▶ [ACTIVITY]: Omit the images. Restate all of the records word for word.

▶ [RAW DATA]:

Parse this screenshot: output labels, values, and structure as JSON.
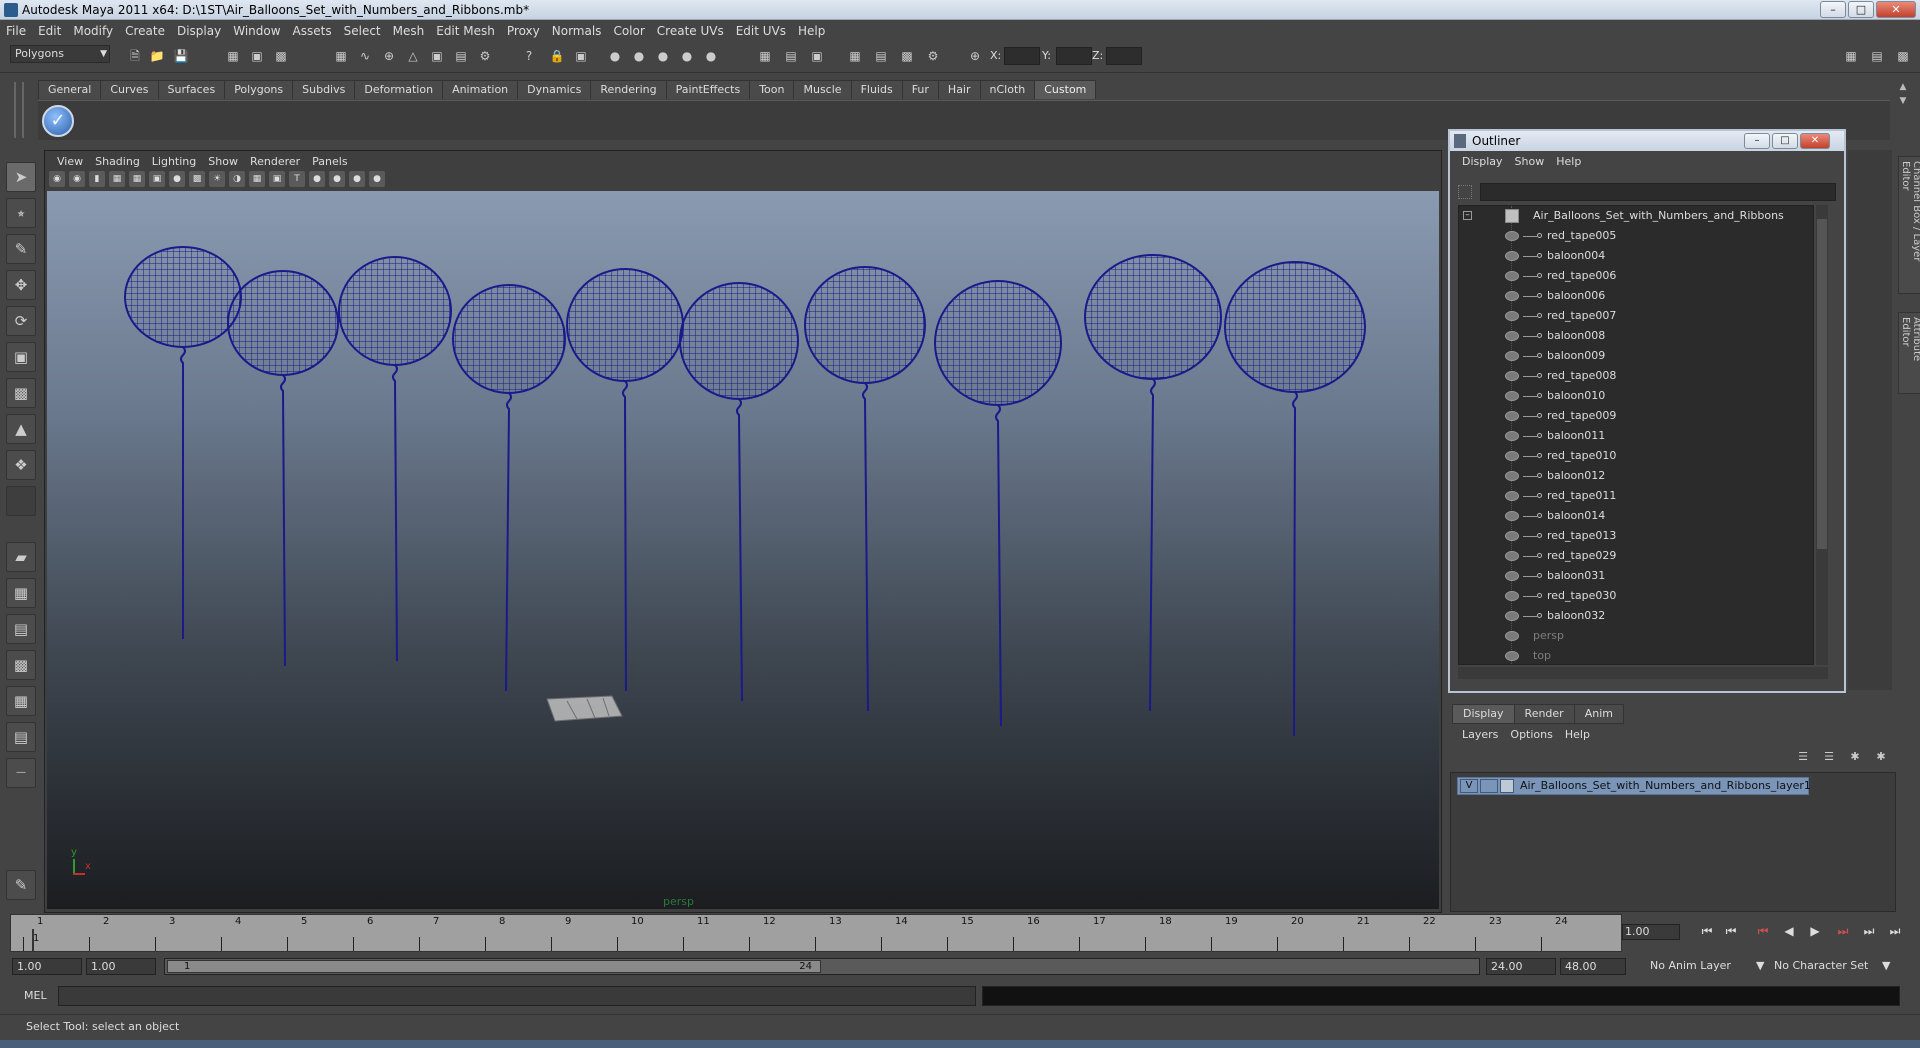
{
  "window": {
    "title": "Autodesk Maya 2011 x64: D:\\1ST\\Air_Balloons_Set_with_Numbers_and_Ribbons.mb*",
    "minimize_icon": "minimize-icon",
    "maximize_icon": "maximize-icon",
    "close_icon": "close-icon"
  },
  "menubar": [
    "File",
    "Edit",
    "Modify",
    "Create",
    "Display",
    "Window",
    "Assets",
    "Select",
    "Mesh",
    "Edit Mesh",
    "Proxy",
    "Normals",
    "Color",
    "Create UVs",
    "Edit UVs",
    "Help"
  ],
  "statusline": {
    "mode": "Polygons",
    "x_label": "X:",
    "y_label": "Y:",
    "z_label": "Z:"
  },
  "shelf": {
    "tabs": [
      "General",
      "Curves",
      "Surfaces",
      "Polygons",
      "Subdivs",
      "Deformation",
      "Animation",
      "Dynamics",
      "Rendering",
      "PaintEffects",
      "Toon",
      "Muscle",
      "Fluids",
      "Fur",
      "Hair",
      "nCloth",
      "Custom"
    ],
    "active_tab": "Custom"
  },
  "viewport": {
    "menu": [
      "View",
      "Shading",
      "Lighting",
      "Show",
      "Renderer",
      "Panels"
    ],
    "camera_label": "persp",
    "axis_y": "y",
    "axis_x": "x",
    "wire_color": "#1a1a8a"
  },
  "outliner": {
    "title": "Outliner",
    "menu": [
      "Display",
      "Show",
      "Help"
    ],
    "root": "Air_Balloons_Set_with_Numbers_and_Ribbons",
    "items": [
      "red_tape005",
      "baloon004",
      "red_tape006",
      "baloon006",
      "red_tape007",
      "baloon008",
      "baloon009",
      "red_tape008",
      "baloon010",
      "red_tape009",
      "baloon011",
      "red_tape010",
      "baloon012",
      "red_tape011",
      "baloon014",
      "red_tape013",
      "red_tape029",
      "baloon031",
      "red_tape030",
      "baloon032"
    ],
    "cameras": [
      "persp",
      "top"
    ]
  },
  "side_tabs": {
    "channel_box": "Channel Box / Layer Editor",
    "attribute_editor": "Attribute Editor"
  },
  "layer_editor": {
    "tabs": [
      "Display",
      "Render",
      "Anim"
    ],
    "active_tab": "Display",
    "menu": [
      "Layers",
      "Options",
      "Help"
    ],
    "layer_visible": "V",
    "layer_name": "Air_Balloons_Set_with_Numbers_and_Ribbons_layer1"
  },
  "timeslider": {
    "ticks": [
      "1",
      "2",
      "3",
      "4",
      "5",
      "6",
      "7",
      "8",
      "9",
      "10",
      "11",
      "12",
      "13",
      "14",
      "15",
      "16",
      "17",
      "18",
      "19",
      "20",
      "21",
      "22",
      "23",
      "24"
    ],
    "current_frame": "1",
    "frame_field": "1.00"
  },
  "range": {
    "start": "1.00",
    "current": "1.00",
    "handle_start": "1",
    "handle_end": "24",
    "end": "24.00",
    "anim_end": "48.00",
    "anim_layer": "No Anim Layer",
    "character_set": "No Character Set"
  },
  "cmdline": {
    "label": "MEL"
  },
  "helpline": {
    "text": "Select Tool: select an object"
  }
}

▶ [ANSWER TO THIS TASK]:
Parse this screenshot: output labels, values, and structure as JSON.
{
  "window": {
    "title": "Autodesk Maya 2011 x64: D:\\1ST\\Air_Balloons_Set_with_Numbers_and_Ribbons.mb*",
    "minimize_icon": "minimize-icon",
    "maximize_icon": "maximize-icon",
    "close_icon": "close-icon"
  },
  "menubar": [
    "File",
    "Edit",
    "Modify",
    "Create",
    "Display",
    "Window",
    "Assets",
    "Select",
    "Mesh",
    "Edit Mesh",
    "Proxy",
    "Normals",
    "Color",
    "Create UVs",
    "Edit UVs",
    "Help"
  ],
  "statusline": {
    "mode": "Polygons",
    "x_label": "X:",
    "y_label": "Y:",
    "z_label": "Z:"
  },
  "shelf": {
    "tabs": [
      "General",
      "Curves",
      "Surfaces",
      "Polygons",
      "Subdivs",
      "Deformation",
      "Animation",
      "Dynamics",
      "Rendering",
      "PaintEffects",
      "Toon",
      "Muscle",
      "Fluids",
      "Fur",
      "Hair",
      "nCloth",
      "Custom"
    ],
    "active_tab": "Custom"
  },
  "viewport": {
    "menu": [
      "View",
      "Shading",
      "Lighting",
      "Show",
      "Renderer",
      "Panels"
    ],
    "camera_label": "persp",
    "axis_y": "y",
    "axis_x": "x",
    "wire_color": "#1a1a8a"
  },
  "outliner": {
    "title": "Outliner",
    "menu": [
      "Display",
      "Show",
      "Help"
    ],
    "root": "Air_Balloons_Set_with_Numbers_and_Ribbons",
    "items": [
      "red_tape005",
      "baloon004",
      "red_tape006",
      "baloon006",
      "red_tape007",
      "baloon008",
      "baloon009",
      "red_tape008",
      "baloon010",
      "red_tape009",
      "baloon011",
      "red_tape010",
      "baloon012",
      "red_tape011",
      "baloon014",
      "red_tape013",
      "red_tape029",
      "baloon031",
      "red_tape030",
      "baloon032"
    ],
    "cameras": [
      "persp",
      "top"
    ]
  },
  "side_tabs": {
    "channel_box": "Channel Box / Layer Editor",
    "attribute_editor": "Attribute Editor"
  },
  "layer_editor": {
    "tabs": [
      "Display",
      "Render",
      "Anim"
    ],
    "active_tab": "Display",
    "menu": [
      "Layers",
      "Options",
      "Help"
    ],
    "layer_visible": "V",
    "layer_name": "Air_Balloons_Set_with_Numbers_and_Ribbons_layer1"
  },
  "timeslider": {
    "ticks": [
      "1",
      "2",
      "3",
      "4",
      "5",
      "6",
      "7",
      "8",
      "9",
      "10",
      "11",
      "12",
      "13",
      "14",
      "15",
      "16",
      "17",
      "18",
      "19",
      "20",
      "21",
      "22",
      "23",
      "24"
    ],
    "current_frame": "1",
    "frame_field": "1.00"
  },
  "range": {
    "start": "1.00",
    "current": "1.00",
    "handle_start": "1",
    "handle_end": "24",
    "end": "24.00",
    "anim_end": "48.00",
    "anim_layer": "No Anim Layer",
    "character_set": "No Character Set"
  },
  "cmdline": {
    "label": "MEL"
  },
  "helpline": {
    "text": "Select Tool: select an object"
  }
}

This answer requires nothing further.